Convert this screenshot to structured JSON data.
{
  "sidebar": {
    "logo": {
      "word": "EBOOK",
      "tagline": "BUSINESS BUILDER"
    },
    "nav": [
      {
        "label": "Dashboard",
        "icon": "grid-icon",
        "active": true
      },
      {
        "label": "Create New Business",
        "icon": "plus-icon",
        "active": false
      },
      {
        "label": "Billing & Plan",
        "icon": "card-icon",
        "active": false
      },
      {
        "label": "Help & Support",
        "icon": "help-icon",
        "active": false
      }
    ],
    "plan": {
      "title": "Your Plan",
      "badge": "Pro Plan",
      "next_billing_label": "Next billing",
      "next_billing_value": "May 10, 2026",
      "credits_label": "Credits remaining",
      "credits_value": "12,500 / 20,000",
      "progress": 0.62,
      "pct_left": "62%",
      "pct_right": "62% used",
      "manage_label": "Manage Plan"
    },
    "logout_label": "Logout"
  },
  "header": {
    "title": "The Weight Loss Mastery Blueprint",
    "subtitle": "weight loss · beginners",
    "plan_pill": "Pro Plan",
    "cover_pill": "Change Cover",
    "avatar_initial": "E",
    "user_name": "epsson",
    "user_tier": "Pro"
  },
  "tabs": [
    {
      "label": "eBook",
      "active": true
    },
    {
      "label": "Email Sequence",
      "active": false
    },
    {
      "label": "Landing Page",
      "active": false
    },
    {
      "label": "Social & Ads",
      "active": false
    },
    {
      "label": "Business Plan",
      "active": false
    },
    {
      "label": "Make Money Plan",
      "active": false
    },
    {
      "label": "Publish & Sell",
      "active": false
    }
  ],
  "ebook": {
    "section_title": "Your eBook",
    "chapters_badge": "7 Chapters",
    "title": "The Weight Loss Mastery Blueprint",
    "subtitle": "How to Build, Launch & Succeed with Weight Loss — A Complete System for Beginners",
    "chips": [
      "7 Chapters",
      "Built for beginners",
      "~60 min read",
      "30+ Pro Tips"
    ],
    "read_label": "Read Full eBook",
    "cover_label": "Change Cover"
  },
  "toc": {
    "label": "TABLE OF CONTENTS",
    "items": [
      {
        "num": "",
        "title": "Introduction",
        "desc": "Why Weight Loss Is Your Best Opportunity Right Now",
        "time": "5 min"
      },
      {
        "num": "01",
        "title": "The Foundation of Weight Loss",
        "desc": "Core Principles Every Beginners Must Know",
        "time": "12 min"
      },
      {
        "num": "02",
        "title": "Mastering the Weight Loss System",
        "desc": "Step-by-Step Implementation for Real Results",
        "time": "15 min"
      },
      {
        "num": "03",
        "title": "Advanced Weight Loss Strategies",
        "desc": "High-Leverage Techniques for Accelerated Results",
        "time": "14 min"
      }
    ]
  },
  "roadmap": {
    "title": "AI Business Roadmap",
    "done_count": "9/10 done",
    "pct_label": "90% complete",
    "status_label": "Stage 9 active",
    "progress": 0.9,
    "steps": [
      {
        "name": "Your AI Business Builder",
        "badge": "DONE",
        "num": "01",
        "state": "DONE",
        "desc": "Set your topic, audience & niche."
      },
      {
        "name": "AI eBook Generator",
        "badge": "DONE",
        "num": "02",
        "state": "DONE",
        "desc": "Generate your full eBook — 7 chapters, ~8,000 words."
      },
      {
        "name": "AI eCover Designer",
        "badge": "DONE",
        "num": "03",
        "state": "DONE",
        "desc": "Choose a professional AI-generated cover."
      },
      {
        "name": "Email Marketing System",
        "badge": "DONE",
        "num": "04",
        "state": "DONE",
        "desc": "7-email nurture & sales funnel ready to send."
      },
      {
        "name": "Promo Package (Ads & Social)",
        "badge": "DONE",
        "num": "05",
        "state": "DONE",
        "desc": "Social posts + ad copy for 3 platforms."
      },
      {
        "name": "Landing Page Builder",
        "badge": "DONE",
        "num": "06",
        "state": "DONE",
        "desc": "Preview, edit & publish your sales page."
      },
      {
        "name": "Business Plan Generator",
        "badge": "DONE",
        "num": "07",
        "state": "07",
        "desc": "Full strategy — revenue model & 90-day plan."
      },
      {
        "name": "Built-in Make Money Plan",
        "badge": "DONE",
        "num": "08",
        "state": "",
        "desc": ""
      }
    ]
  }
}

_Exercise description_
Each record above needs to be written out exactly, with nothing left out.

_Solution for this task_
Convert this screenshot to structured JSON data.
{
  "sidebar": {
    "logo": {
      "word": "EBOOK",
      "tagline": "BUSINESS BUILDER"
    },
    "nav": [
      {
        "label": "Dashboard",
        "icon": "grid-icon",
        "active": true
      },
      {
        "label": "Create New Business",
        "icon": "plus-icon",
        "active": false
      },
      {
        "label": "Billing & Plan",
        "icon": "card-icon",
        "active": false
      },
      {
        "label": "Help & Support",
        "icon": "help-icon",
        "active": false
      }
    ],
    "plan": {
      "title": "Your Plan",
      "badge": "Pro Plan",
      "next_billing_label": "Next billing",
      "next_billing_value": "May 10, 2026",
      "credits_label": "Credits remaining",
      "credits_value": "12,500 / 20,000",
      "progress": 0.62,
      "pct_left": "62%",
      "pct_right": "62% used",
      "manage_label": "Manage Plan"
    },
    "logout_label": "Logout"
  },
  "header": {
    "title": "The Weight Loss Mastery Blueprint",
    "subtitle": "weight loss · beginners",
    "plan_pill": "Pro Plan",
    "cover_pill": "Change Cover",
    "avatar_initial": "E",
    "user_name": "epsson",
    "user_tier": "Pro"
  },
  "tabs": [
    {
      "label": "eBook",
      "active": true
    },
    {
      "label": "Email Sequence",
      "active": false
    },
    {
      "label": "Landing Page",
      "active": false
    },
    {
      "label": "Social & Ads",
      "active": false
    },
    {
      "label": "Business Plan",
      "active": false
    },
    {
      "label": "Make Money Plan",
      "active": false
    },
    {
      "label": "Publish & Sell",
      "active": false
    }
  ],
  "ebook": {
    "section_title": "Your eBook",
    "chapters_badge": "7 Chapters",
    "title": "The Weight Loss Mastery Blueprint",
    "subtitle": "How to Build, Launch & Succeed with Weight Loss — A Complete System for Beginners",
    "chips": [
      "7 Chapters",
      "Built for beginners",
      "~60 min read",
      "30+ Pro Tips"
    ],
    "read_label": "Read Full eBook",
    "cover_label": "Change Cover"
  },
  "toc": {
    "label": "TABLE OF CONTENTS",
    "items": [
      {
        "num": "",
        "title": "Introduction",
        "desc": "Why Weight Loss Is Your Best Opportunity Right Now",
        "time": "5 min"
      },
      {
        "num": "01",
        "title": "The Foundation of Weight Loss",
        "desc": "Core Principles Every Beginners Must Know",
        "time": "12 min"
      },
      {
        "num": "02",
        "title": "Mastering the Weight Loss System",
        "desc": "Step-by-Step Implementation for Real Results",
        "time": "15 min"
      },
      {
        "num": "03",
        "title": "Advanced Weight Loss Strategies",
        "desc": "High-Leverage Techniques for Accelerated Results",
        "time": "14 min"
      }
    ]
  },
  "roadmap": {
    "title": "AI Business Roadmap",
    "done_count": "9/10 done",
    "pct_label": "90% complete",
    "status_label": "Stage 9 active",
    "progress": 0.9,
    "steps": [
      {
        "name": "Your AI Business Builder",
        "badge": "DONE",
        "num": "01",
        "state": "DONE",
        "desc": "Set your topic, audience & niche."
      },
      {
        "name": "AI eBook Generator",
        "badge": "DONE",
        "num": "02",
        "state": "DONE",
        "desc": "Generate your full eBook — 7 chapters, ~8,000 words."
      },
      {
        "name": "AI eCover Designer",
        "badge": "DONE",
        "num": "03",
        "state": "DONE",
        "desc": "Choose a professional AI-generated cover."
      },
      {
        "name": "Email Marketing System",
        "badge": "DONE",
        "num": "04",
        "state": "DONE",
        "desc": "7-email nurture & sales funnel ready to send."
      },
      {
        "name": "Promo Package (Ads & Social)",
        "badge": "DONE",
        "num": "05",
        "state": "DONE",
        "desc": "Social posts + ad copy for 3 platforms."
      },
      {
        "name": "Landing Page Builder",
        "badge": "DONE",
        "num": "06",
        "state": "DONE",
        "desc": "Preview, edit & publish your sales page."
      },
      {
        "name": "Business Plan Generator",
        "badge": "DONE",
        "num": "07",
        "state": "07",
        "desc": "Full strategy — revenue model & 90-day plan."
      },
      {
        "name": "Built-in Make Money Plan",
        "badge": "DONE",
        "num": "08",
        "state": "",
        "desc": ""
      }
    ]
  }
}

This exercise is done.